**Source information**
★ ★ ★ ★ ★ ★ ★

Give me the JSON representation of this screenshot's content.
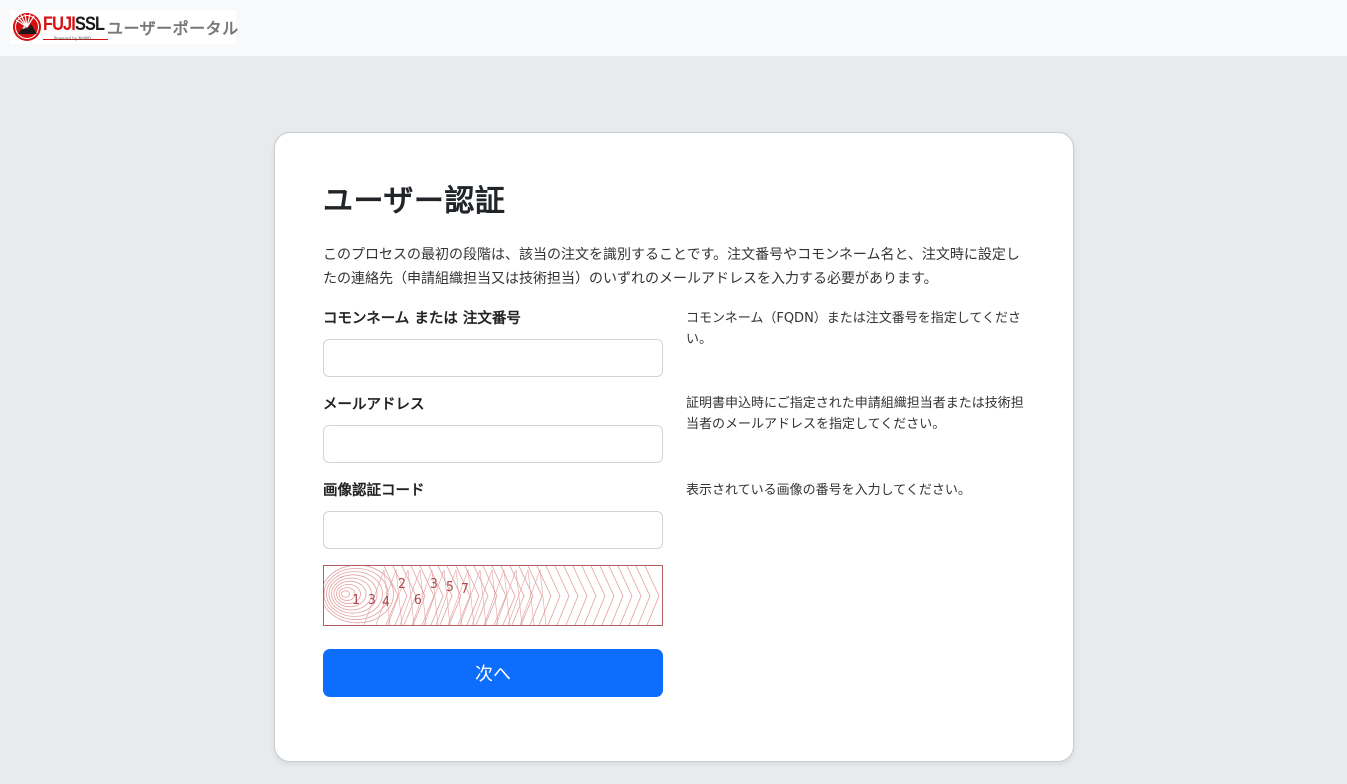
{
  "header": {
    "brand_fuji": "FUJI",
    "brand_ssl": "SSL",
    "powered_by": "Powered by NUMO",
    "portal_title": "ユーザーポータル"
  },
  "form": {
    "title": "ユーザー認証",
    "intro": "このプロセスの最初の段階は、該当の注文を識別することです。注文番号やコモンネーム名と、注文時に設定したの連絡先（申請組織担当又は技術担当）のいずれのメールアドレスを入力する必要があります。",
    "fields": [
      {
        "label": "コモンネーム または 注文番号",
        "help": "コモンネーム（FQDN）または注文番号を指定してください。",
        "value": "",
        "placeholder": ""
      },
      {
        "label": "メールアドレス",
        "help": "証明書申込時にご指定された申請組織担当者または技術担当者のメールアドレスを指定してください。",
        "value": "",
        "placeholder": ""
      },
      {
        "label": "画像認証コード",
        "help": "表示されている画像の番号を入力してください。",
        "value": "",
        "placeholder": ""
      }
    ],
    "captcha_digits": [
      "1",
      "3",
      "4",
      "2",
      "6",
      "3",
      "5",
      "7"
    ],
    "submit_label": "次へ"
  },
  "colors": {
    "accent": "#0d6efd",
    "brand_red": "#d41010",
    "captcha_line": "#e3a0a0"
  }
}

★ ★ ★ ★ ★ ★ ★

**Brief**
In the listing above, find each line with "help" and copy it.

**Task result**
        "help": "コモンネーム（FQDN）または注文番号を指定してください。",
        "help": "証明書申込時にご指定された申請組織担当者または技術担当者のメールアドレスを指定してください。",
        "help": "表示されている画像の番号を入力してください。",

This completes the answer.